Labor Focuses Strategically on the South
New article focuses on American labor organizations and their long term organizing strategy in the
Can the movement rebuild itself below the Mason-Dixon line, and change Southern politics in the process?
There is a very interesting article running right now in the American Prospect in which labor leaders talk about their organizing strategy for the southern United States. It’s a non-traditional approach, focusing on a localized effort establishing community partnerships and political alliances in five major cities.
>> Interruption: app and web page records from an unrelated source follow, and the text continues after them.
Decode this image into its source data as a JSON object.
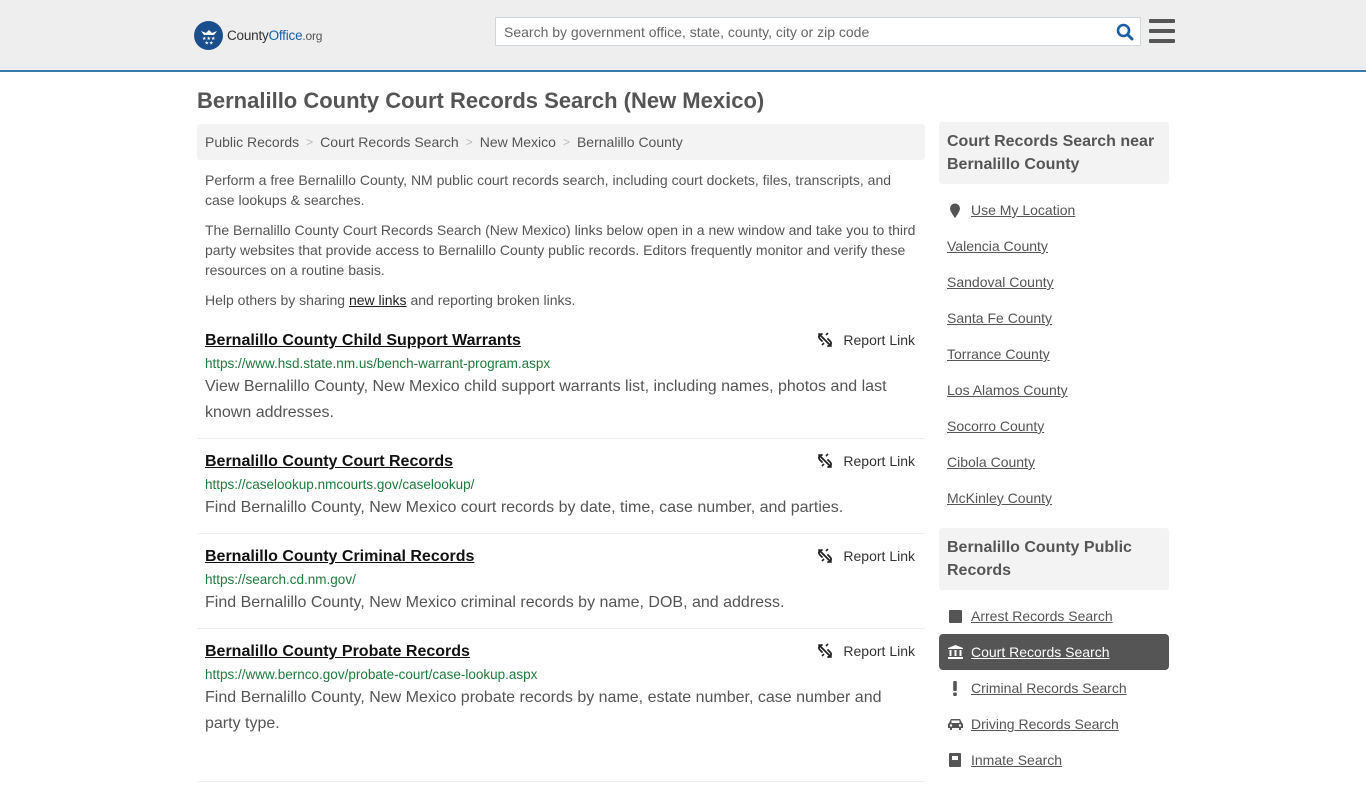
{
  "header": {
    "logo": {
      "prefix": "County",
      "brand": "Office",
      "tld": ".org"
    },
    "search_placeholder": "Search by government office, state, county, city or zip code",
    "search_value": "",
    "accent_color": "#3b7bab"
  },
  "page": {
    "title": "Bernalillo County Court Records Search (New Mexico)",
    "breadcrumb": [
      "Public Records",
      "Court Records Search",
      "New Mexico",
      "Bernalillo County"
    ],
    "intro": {
      "p1": "Perform a free Bernalillo County, NM public court records search, including court dockets, files, transcripts, and case lookups & searches.",
      "p2": "The Bernalillo County Court Records Search (New Mexico) links below open in a new window and take you to third party websites that provide access to Bernalillo County public records. Editors frequently monitor and verify these resources on a routine basis.",
      "p3_before": "Help others by sharing ",
      "p3_link": "new links",
      "p3_after": " and reporting broken links."
    }
  },
  "records": [
    {
      "title": "Bernalillo County Child Support Warrants",
      "url": "https://www.hsd.state.nm.us/bench-warrant-program.aspx",
      "description": "View Bernalillo County, New Mexico child support warrants list, including names, photos and last known addresses.",
      "report_label": "Report Link"
    },
    {
      "title": "Bernalillo County Court Records",
      "url": "https://caselookup.nmcourts.gov/caselookup/",
      "description": "Find Bernalillo County, New Mexico court records by date, time, case number, and parties.",
      "report_label": "Report Link"
    },
    {
      "title": "Bernalillo County Criminal Records",
      "url": "https://search.cd.nm.gov/",
      "description": "Find Bernalillo County, New Mexico criminal records by name, DOB, and address.",
      "report_label": "Report Link"
    },
    {
      "title": "Bernalillo County Probate Records",
      "url": "https://www.bernco.gov/probate-court/case-lookup.aspx",
      "description": "Find Bernalillo County, New Mexico probate records by name, estate number, case number and party type.",
      "report_label": "Report Link"
    }
  ],
  "sidebar": {
    "nearby": {
      "heading": "Court Records Search near Bernalillo County",
      "use_location": "Use My Location",
      "items": [
        "Valencia County",
        "Sandoval County",
        "Santa Fe County",
        "Torrance County",
        "Los Alamos County",
        "Socorro County",
        "Cibola County",
        "McKinley County"
      ]
    },
    "public_records": {
      "heading": "Bernalillo County Public Records",
      "items": [
        {
          "label": "Arrest Records Search",
          "icon": "square-icon",
          "active": false
        },
        {
          "label": "Court Records Search",
          "icon": "courthouse-icon",
          "active": true
        },
        {
          "label": "Criminal Records Search",
          "icon": "exclamation-icon",
          "active": false
        },
        {
          "label": "Driving Records Search",
          "icon": "car-icon",
          "active": false
        },
        {
          "label": "Inmate Search",
          "icon": "inmate-icon",
          "active": false
        }
      ]
    }
  }
}
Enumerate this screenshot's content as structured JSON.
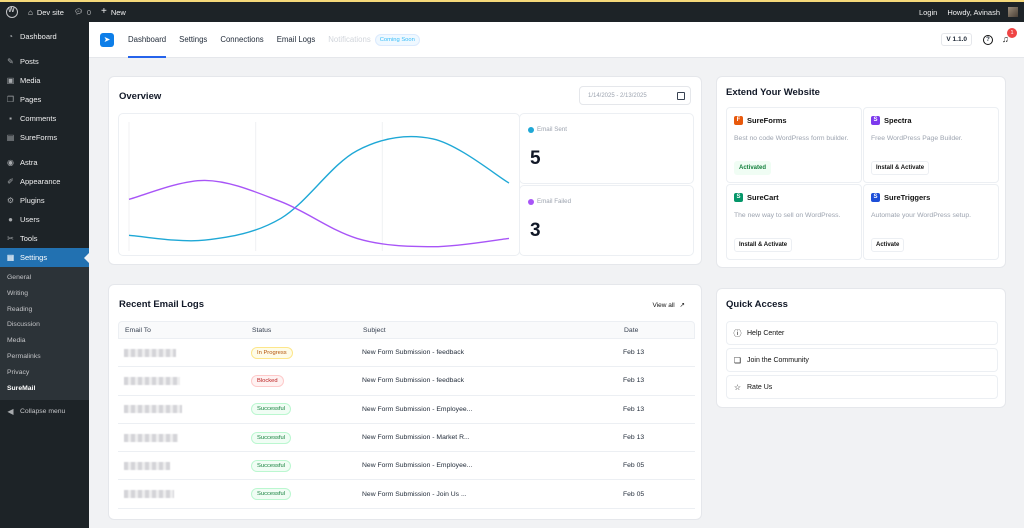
{
  "adminbar": {
    "site_name": "Dev site",
    "comments_count": "0",
    "new_label": "New",
    "login_label": "Login",
    "howdy_label": "Howdy, Avinash"
  },
  "sidebar": {
    "items": [
      {
        "label": "Dashboard",
        "icon": "dashboard-icon"
      },
      {
        "label": "Posts",
        "icon": "pin-icon"
      },
      {
        "label": "Media",
        "icon": "media-icon"
      },
      {
        "label": "Pages",
        "icon": "pages-icon"
      },
      {
        "label": "Comments",
        "icon": "comment-icon"
      },
      {
        "label": "SureForms",
        "icon": "sureforms-icon"
      },
      {
        "label": "Astra",
        "icon": "astra-icon"
      },
      {
        "label": "Appearance",
        "icon": "brush-icon"
      },
      {
        "label": "Plugins",
        "icon": "plugin-icon"
      },
      {
        "label": "Users",
        "icon": "users-icon"
      },
      {
        "label": "Tools",
        "icon": "wrench-icon"
      },
      {
        "label": "Settings",
        "icon": "settings-icon"
      }
    ],
    "submenu": [
      "General",
      "Writing",
      "Reading",
      "Discussion",
      "Media",
      "Permalinks",
      "Privacy",
      "SureMail"
    ],
    "collapse_label": "Collapse menu"
  },
  "plugin_nav": {
    "tabs": [
      "Dashboard",
      "Settings",
      "Connections",
      "Email Logs"
    ],
    "disabled_tab": "Notifications",
    "coming_soon": "Coming Soon",
    "version": "V 1.1.0",
    "notification_count": "1"
  },
  "overview": {
    "title": "Overview",
    "date_range": "1/14/2025 - 2/13/2025",
    "sent_label": "Email Sent",
    "sent_value": "5",
    "failed_label": "Email Failed",
    "failed_value": "3",
    "colors": {
      "sent": "#1fa8d6",
      "failed": "#a855f7"
    }
  },
  "chart_data": {
    "type": "line",
    "series": [
      {
        "name": "Email Sent",
        "values": [
          0.58,
          0.36,
          1.36,
          4.46,
          5.0,
          2.98
        ]
      },
      {
        "name": "Email Failed",
        "values": [
          2.23,
          3.1,
          2.12,
          0.44,
          0.06,
          0.44
        ]
      }
    ],
    "ylim": [
      0,
      5.5
    ],
    "grid": true
  },
  "logs": {
    "title": "Recent Email Logs",
    "view_all": "View all",
    "columns": [
      "Email To",
      "Status",
      "Subject",
      "Date"
    ],
    "rows": [
      {
        "status": "In Progress",
        "kind": "progress",
        "subject": "New Form Submission - feedback",
        "date": "Feb 13"
      },
      {
        "status": "Blocked",
        "kind": "blocked",
        "subject": "New Form Submission - feedback",
        "date": "Feb 13"
      },
      {
        "status": "Successful",
        "kind": "success",
        "subject": "New Form Submission - Employee...",
        "date": "Feb 13"
      },
      {
        "status": "Successful",
        "kind": "success",
        "subject": "New Form Submission - Market R...",
        "date": "Feb 13"
      },
      {
        "status": "Successful",
        "kind": "success",
        "subject": "New Form Submission - Employee...",
        "date": "Feb 05"
      },
      {
        "status": "Successful",
        "kind": "success",
        "subject": "New Form Submission - Join Us ...",
        "date": "Feb 05"
      }
    ]
  },
  "extend": {
    "title": "Extend Your Website",
    "items": [
      {
        "name": "SureForms",
        "desc": "Best no code WordPress form builder.",
        "button": "Activated",
        "icon_color": "#e8590c",
        "icon_char": "F"
      },
      {
        "name": "Spectra",
        "desc": "Free WordPress Page Builder.",
        "button": "Install & Activate",
        "icon_color": "#7c3aed",
        "icon_char": "S"
      },
      {
        "name": "SureCart",
        "desc": "The new way to sell on WordPress.",
        "button": "Install & Activate",
        "icon_color": "#059669",
        "icon_char": "S"
      },
      {
        "name": "SureTriggers",
        "desc": "Automate your WordPress setup.",
        "button": "Activate",
        "icon_color": "#1d4ed8",
        "icon_char": "S"
      }
    ]
  },
  "quick_access": {
    "title": "Quick Access",
    "items": [
      {
        "label": "Help Center",
        "icon": "help-circle-icon"
      },
      {
        "label": "Join the Community",
        "icon": "chat-bubbles-icon"
      },
      {
        "label": "Rate Us",
        "icon": "star-icon"
      }
    ]
  }
}
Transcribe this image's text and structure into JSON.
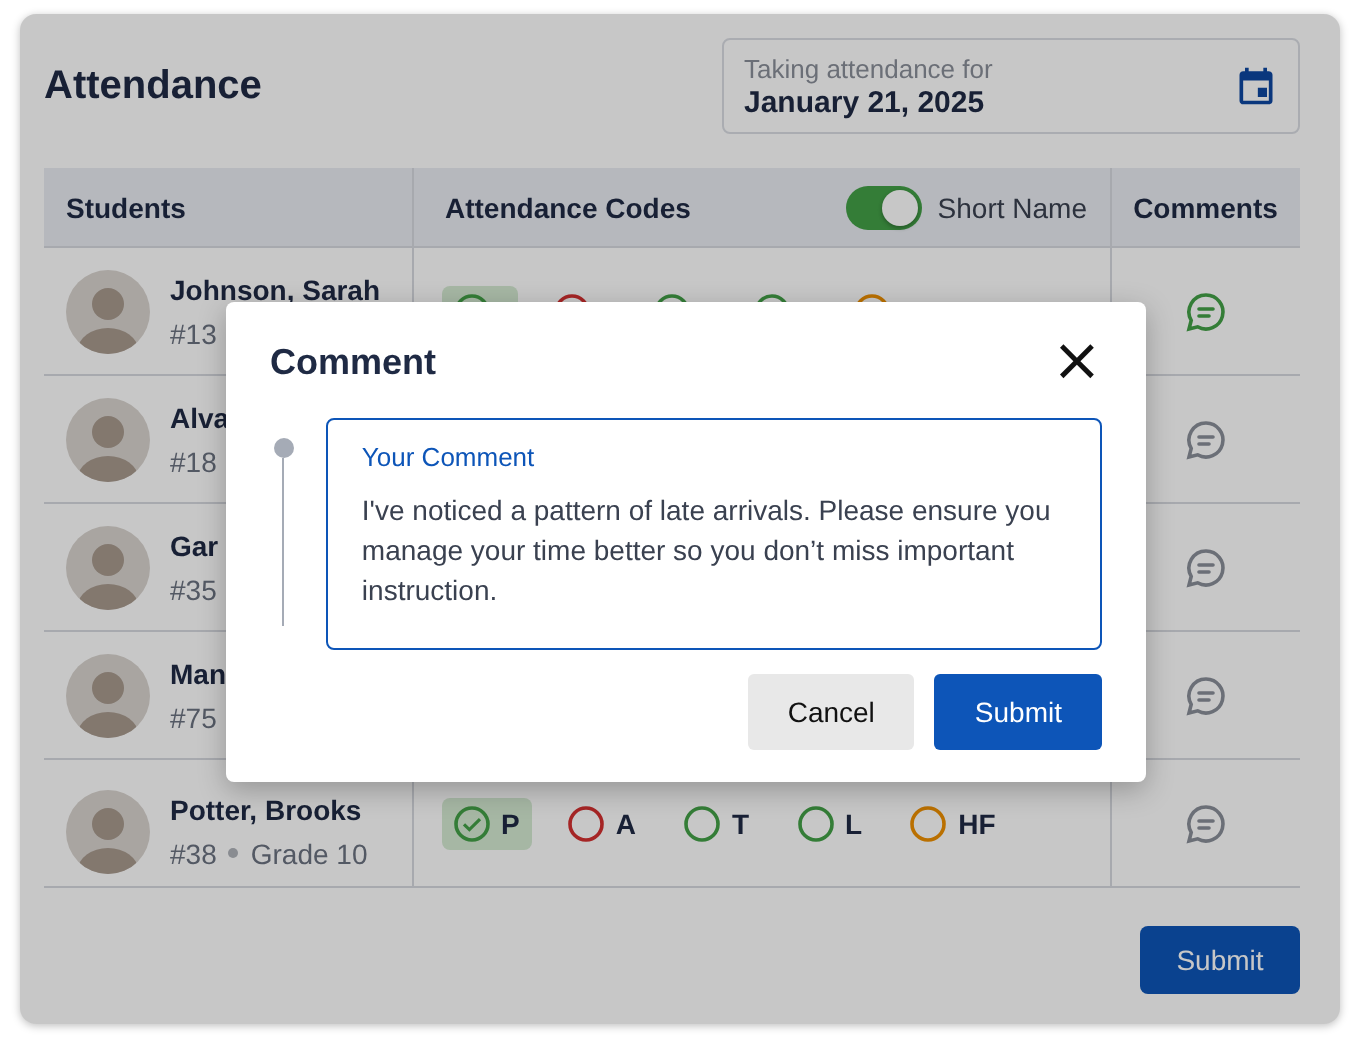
{
  "title": "Attendance",
  "date_field": {
    "label": "Taking attendance for",
    "value": "January 21, 2025"
  },
  "table": {
    "columns": {
      "students": "Students",
      "codes": "Attendance Codes",
      "comments": "Comments"
    },
    "short_name_toggle": {
      "label": "Short Name",
      "on": true
    },
    "rows": [
      {
        "name": "Johnson, Sarah",
        "number": "#13",
        "codes": [
          {
            "color": "#347d37",
            "selected": true
          },
          {
            "color": "#a52525",
            "selected": false
          },
          {
            "color": "#347d37",
            "selected": false
          },
          {
            "color": "#347d37",
            "selected": false
          },
          {
            "color": "#ba7000",
            "selected": false
          }
        ],
        "has_comment": true
      },
      {
        "name": "Alva",
        "number": "#18",
        "has_comment": false
      },
      {
        "name": "Gar",
        "number": "#35",
        "has_comment": false
      },
      {
        "name": "Man",
        "number": "#75",
        "has_comment": false
      },
      {
        "name": "Potter, Brooks",
        "number": "#38",
        "grade": "Grade 10",
        "codes": [
          {
            "label": "P",
            "color": "#347d37",
            "selected": true
          },
          {
            "label": "A",
            "color": "#a52525",
            "selected": false
          },
          {
            "label": "T",
            "color": "#347d37",
            "selected": false
          },
          {
            "label": "L",
            "color": "#347d37",
            "selected": false
          },
          {
            "label": "HF",
            "color": "#ba7000",
            "selected": false
          }
        ],
        "has_comment": false
      }
    ]
  },
  "submit_button": "Submit",
  "dialog": {
    "title": "Comment",
    "close": "×",
    "field_label": "Your Comment",
    "comment": "I've noticed a pattern of late arrivals. Please ensure you manage your time better so you don’t miss important instruction.",
    "buttons": [
      {
        "label": "Cancel",
        "kind": "secondary"
      },
      {
        "label": "Submit",
        "kind": "primary"
      }
    ]
  }
}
Since that 2013 resolution, some signs of life have emerged from the Southern labor movement—not so much in workplace organizing, but in political victories at the municipal level. The AFL-CIO has targeted five Southern “mega-cities” as starting points for building up progressive power hubs. From the Piedmont to the Gulf Coast, emboldened by the surprising momentum of the Fight for $15, Southern cities are passing local wage ordinances in states that have no chance of getting the wage hiked at the state level. (Indeed, the five states with no minimum-wage laws are Alabama, Louisiana, Mississippi, South Carolina, and Tennessee.) Labor strategists, accordingly, are looking toward the future, thinking carefully about how to translate rapidly shifting demographics into a new Southern political paradigm.